The code including a basic example is available on github. Because Angular2 hasn't yet been released this is really just me kicking the tyres.



This component relies on two libraries:

- marked for rendering markdown as html
- and ace editor for editing markdown
Basic Usage Example Add to your html template:
<markdown-editor (save)="updatedText($event)" [initial-text]="markdownContent"></markdown-editor> Remember to include the Markdowndirective in your @Component annotation:
@Component({ selector:'about', directives: [CORE_DIRECTIVES, Markdown] }) Another Example You can also control the component with external ui:
<button (click)="md.editMode = true">Custom Edit Button</button><markdown-editor [initial-text]="myMarkdownText" [show-edit-but…

Why learn programming

Why would you set off to study the art of computer programming? Programming certainly seems like the most complex way to interface with today’s increasingly complex machines. Programming, much like knitting, isn't for everybody; you have to have a curious mind and not be afraid of getting into the nitty gritty. Learning to program is also not something to rush into, it will take a significant investment of time. But here are my top few reasons when asked:

Programming is fun! As with all creative outlets you experience the sheer joy of making things.
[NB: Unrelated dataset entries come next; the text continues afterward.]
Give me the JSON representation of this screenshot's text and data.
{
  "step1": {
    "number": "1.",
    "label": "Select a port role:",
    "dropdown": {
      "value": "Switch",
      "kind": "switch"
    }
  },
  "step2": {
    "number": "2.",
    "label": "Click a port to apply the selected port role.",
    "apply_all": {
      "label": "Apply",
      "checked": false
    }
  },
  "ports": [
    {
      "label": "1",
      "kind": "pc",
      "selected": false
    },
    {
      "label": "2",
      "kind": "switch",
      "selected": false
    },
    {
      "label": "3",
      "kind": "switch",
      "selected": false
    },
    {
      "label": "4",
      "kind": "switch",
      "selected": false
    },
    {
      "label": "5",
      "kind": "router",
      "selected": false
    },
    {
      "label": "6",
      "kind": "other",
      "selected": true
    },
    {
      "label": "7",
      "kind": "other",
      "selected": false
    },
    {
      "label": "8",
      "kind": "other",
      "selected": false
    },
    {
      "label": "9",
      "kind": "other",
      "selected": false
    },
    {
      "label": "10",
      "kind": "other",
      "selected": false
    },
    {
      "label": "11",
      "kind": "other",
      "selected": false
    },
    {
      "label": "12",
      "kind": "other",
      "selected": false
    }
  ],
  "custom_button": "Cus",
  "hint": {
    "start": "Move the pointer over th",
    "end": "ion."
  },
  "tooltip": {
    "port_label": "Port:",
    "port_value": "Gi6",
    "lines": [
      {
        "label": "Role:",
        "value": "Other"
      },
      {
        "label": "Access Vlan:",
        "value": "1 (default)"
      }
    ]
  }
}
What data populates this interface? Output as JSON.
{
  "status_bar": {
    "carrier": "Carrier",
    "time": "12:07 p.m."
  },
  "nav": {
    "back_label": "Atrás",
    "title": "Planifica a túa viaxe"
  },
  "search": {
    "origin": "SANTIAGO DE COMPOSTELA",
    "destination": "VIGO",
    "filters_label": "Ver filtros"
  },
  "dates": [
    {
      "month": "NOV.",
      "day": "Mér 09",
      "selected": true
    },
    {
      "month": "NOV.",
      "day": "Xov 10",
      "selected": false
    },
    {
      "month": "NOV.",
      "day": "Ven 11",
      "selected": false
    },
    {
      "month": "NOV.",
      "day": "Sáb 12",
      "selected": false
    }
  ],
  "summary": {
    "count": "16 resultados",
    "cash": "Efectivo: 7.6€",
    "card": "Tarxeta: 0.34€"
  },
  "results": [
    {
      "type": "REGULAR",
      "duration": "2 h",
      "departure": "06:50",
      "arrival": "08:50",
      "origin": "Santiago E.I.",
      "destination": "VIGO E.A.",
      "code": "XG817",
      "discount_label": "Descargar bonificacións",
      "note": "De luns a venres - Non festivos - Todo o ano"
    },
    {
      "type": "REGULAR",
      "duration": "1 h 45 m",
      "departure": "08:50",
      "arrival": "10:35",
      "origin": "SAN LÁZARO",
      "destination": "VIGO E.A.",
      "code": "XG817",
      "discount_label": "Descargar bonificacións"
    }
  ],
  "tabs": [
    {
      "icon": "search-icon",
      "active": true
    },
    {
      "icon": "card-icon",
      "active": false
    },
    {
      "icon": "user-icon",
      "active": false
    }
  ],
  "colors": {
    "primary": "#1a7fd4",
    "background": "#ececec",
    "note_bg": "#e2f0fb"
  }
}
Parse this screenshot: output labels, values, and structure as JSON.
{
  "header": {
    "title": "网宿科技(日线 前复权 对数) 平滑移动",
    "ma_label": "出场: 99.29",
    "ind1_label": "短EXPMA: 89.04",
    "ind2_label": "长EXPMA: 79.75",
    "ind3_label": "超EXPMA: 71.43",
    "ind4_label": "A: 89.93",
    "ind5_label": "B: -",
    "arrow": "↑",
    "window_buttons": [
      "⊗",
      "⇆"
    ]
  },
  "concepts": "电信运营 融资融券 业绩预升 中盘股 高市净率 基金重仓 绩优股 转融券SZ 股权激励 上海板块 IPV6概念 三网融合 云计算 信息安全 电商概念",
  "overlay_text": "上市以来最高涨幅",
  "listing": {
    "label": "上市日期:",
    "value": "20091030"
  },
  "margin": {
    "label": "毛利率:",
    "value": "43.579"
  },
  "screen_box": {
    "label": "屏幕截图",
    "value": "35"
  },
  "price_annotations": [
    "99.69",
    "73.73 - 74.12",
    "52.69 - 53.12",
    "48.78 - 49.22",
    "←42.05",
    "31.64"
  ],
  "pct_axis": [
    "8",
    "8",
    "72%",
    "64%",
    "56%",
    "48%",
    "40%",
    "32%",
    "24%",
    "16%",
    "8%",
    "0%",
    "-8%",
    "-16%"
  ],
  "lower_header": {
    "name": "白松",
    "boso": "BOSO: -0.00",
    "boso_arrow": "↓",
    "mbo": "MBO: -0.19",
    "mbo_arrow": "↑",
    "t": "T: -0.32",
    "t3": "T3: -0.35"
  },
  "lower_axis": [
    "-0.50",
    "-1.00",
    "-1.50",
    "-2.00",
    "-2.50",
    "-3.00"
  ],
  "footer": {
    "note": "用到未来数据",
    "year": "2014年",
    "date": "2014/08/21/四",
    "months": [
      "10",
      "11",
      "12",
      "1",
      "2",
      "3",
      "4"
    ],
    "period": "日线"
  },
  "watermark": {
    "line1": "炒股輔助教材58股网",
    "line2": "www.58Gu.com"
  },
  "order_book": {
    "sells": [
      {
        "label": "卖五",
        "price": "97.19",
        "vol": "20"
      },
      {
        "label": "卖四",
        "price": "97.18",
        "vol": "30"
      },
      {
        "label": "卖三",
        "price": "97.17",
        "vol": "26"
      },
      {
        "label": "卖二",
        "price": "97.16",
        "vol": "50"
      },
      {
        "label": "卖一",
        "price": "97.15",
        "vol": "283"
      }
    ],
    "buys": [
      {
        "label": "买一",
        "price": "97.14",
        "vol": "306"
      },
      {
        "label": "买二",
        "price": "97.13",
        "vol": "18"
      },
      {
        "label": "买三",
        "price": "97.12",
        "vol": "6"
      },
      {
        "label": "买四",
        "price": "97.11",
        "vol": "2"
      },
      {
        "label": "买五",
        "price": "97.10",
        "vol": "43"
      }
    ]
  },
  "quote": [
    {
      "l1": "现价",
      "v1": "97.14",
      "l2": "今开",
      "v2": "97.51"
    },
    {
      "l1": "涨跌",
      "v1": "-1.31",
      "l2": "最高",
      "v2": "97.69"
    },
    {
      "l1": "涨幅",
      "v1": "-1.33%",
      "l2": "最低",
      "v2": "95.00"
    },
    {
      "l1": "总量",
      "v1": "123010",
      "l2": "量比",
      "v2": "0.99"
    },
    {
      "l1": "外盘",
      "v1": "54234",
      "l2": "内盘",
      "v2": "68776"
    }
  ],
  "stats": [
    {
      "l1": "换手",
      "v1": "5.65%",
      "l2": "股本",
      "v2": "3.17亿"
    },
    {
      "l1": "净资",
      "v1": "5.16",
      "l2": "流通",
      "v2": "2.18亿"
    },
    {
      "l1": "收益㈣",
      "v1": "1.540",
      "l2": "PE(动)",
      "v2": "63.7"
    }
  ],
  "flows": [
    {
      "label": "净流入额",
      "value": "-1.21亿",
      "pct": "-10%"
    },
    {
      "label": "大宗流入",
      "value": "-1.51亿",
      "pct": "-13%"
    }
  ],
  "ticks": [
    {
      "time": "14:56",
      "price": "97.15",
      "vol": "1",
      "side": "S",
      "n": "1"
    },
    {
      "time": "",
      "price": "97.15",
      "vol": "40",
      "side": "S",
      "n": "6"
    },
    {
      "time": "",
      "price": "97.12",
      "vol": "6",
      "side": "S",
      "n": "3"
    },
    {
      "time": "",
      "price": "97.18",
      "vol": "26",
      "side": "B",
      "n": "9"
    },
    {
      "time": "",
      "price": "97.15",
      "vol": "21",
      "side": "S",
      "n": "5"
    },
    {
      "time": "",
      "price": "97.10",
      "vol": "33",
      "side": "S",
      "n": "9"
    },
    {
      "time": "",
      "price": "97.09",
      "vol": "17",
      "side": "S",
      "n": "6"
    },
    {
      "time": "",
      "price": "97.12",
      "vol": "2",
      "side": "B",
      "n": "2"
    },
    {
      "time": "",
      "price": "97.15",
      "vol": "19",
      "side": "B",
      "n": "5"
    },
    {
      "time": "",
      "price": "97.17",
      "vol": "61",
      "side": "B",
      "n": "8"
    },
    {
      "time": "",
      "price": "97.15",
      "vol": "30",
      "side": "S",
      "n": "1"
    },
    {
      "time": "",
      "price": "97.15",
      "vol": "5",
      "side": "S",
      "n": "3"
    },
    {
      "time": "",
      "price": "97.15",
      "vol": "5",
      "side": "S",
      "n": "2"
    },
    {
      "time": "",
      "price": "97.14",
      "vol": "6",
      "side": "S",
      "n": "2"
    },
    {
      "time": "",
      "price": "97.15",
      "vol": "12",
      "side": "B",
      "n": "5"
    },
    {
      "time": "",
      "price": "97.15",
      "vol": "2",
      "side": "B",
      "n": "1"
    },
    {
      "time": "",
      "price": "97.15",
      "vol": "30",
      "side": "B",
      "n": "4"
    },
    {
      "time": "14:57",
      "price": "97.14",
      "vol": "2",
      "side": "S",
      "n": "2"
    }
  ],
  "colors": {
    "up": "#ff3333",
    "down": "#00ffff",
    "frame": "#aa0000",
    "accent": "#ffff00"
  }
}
You start with nothing but an idea and only your imagination limits what you can create.

Programming is a useful tool! To better be able to analyse raw data, automate boring repetitive tasks, or create interactive websites.

Programming teaches a new way of thinking. The process of creating programs is quite different from most things we humans do. Gaining a skill that changes how you think about other things.

Gain a deeper understanding of…

Python, Virtualenv and Docker

Unsurprisingly I use some very popular Scientific Python packages like Numpy, Scipy and Scikit Learn. These packages don't get on that well with virtualenv and pip as they take a lot of external dependencies to build. These dependencies can be optional libraries like libblas and libatlas which if present will make Numpy run faster, or required dependencies like a fortran compiler.

Back in the good old days you wouldn't pin all your dependency versions down and you'd end up with a precarious mix of apt-get installed and pip installed packages. Working with other developers, especially on different operating system update schedules could be a pain. It was time to update your project when it breaks because of a dependency upgraded by the operating system.

Does virtualenv fully solve this? No, not when you have hard requirements on the binaries that must be installed at a system level.



Docker being at a lower level gives you much more control without adding too much extra comp…